• Integer arithmetic: To do this, you can scale all your values up by some power of two, say 212 = 4096, and do all operations using integers.
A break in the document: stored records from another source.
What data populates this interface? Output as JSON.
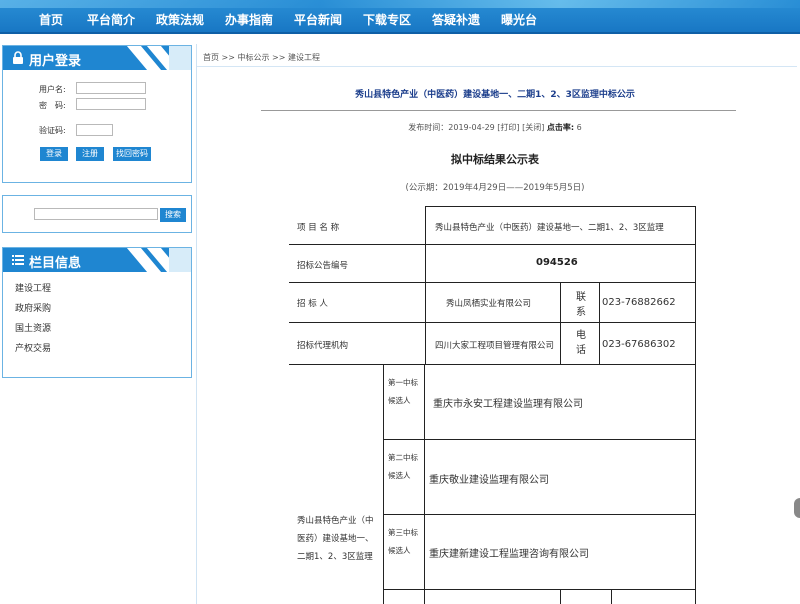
{
  "nav": {
    "items": [
      "首页",
      "平台简介",
      "政策法规",
      "办事指南",
      "平台新闻",
      "下载专区",
      "答疑补遗",
      "曝光台"
    ]
  },
  "login": {
    "title": "用户登录",
    "username_label": "用户名:",
    "password_label": "密　码:",
    "captcha_label": "验证码:",
    "login_btn": "登录",
    "register_btn": "注册",
    "forgot_btn": "找回密码"
  },
  "search": {
    "button": "搜索",
    "value": ""
  },
  "categories": {
    "title": "栏目信息",
    "items": [
      "建设工程",
      "政府采购",
      "国土资源",
      "产权交易"
    ]
  },
  "breadcrumb": "首页 >> 中标公示 >> 建设工程",
  "article": {
    "title": "秀山县特色产业（中医药）建设基地一、二期1、2、3区监理中标公示",
    "meta_prefix": "发布时间：2019-04-29  [打印] [关闭] ",
    "meta_clicks_label": "点击率:",
    "meta_clicks": "6",
    "subtitle": "拟中标结果公示表",
    "period": "(公示期：2019年4月29日——2019年5月5日)"
  },
  "table": {
    "project_name_label": "项 目 名 称",
    "project_name": "秀山县特色产业（中医药）建设基地一、二期1、2、3区监理",
    "notice_no_label": "招标公告编号",
    "notice_no": "094526",
    "tenderer_label": "招 标 人",
    "tenderer": "秀山凤栖实业有限公司",
    "contact_label": "联　系",
    "contact_phone": "023-76882662",
    "agency_label": "招标代理机构",
    "agency": "四川大家工程项目管理有限公司",
    "phone_label": "电　话",
    "agency_phone": "023-67686302",
    "section_name": "秀山县特色产业（中医药）建设基地一、二期1、2、3区监理",
    "candidates": [
      {
        "rank_label": "第一中标候选人",
        "company": "重庆市永安工程建设监理有限公司"
      },
      {
        "rank_label": "第二中标候选人",
        "company": "重庆敬业建设监理有限公司"
      },
      {
        "rank_label": "第三中标候选人",
        "company": "重庆建新建设工程监理咨询有限公司"
      }
    ]
  },
  "colors": {
    "nav_bg": "#1877c4",
    "panel_head": "#1f86d1",
    "title_blue": "#1c3e8c"
  }
}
Then scale everything back down again when you've finally interpolated down to the pixel level.

If you implement both of the above speed-ups, you'll see a very dramatic improvement in running time.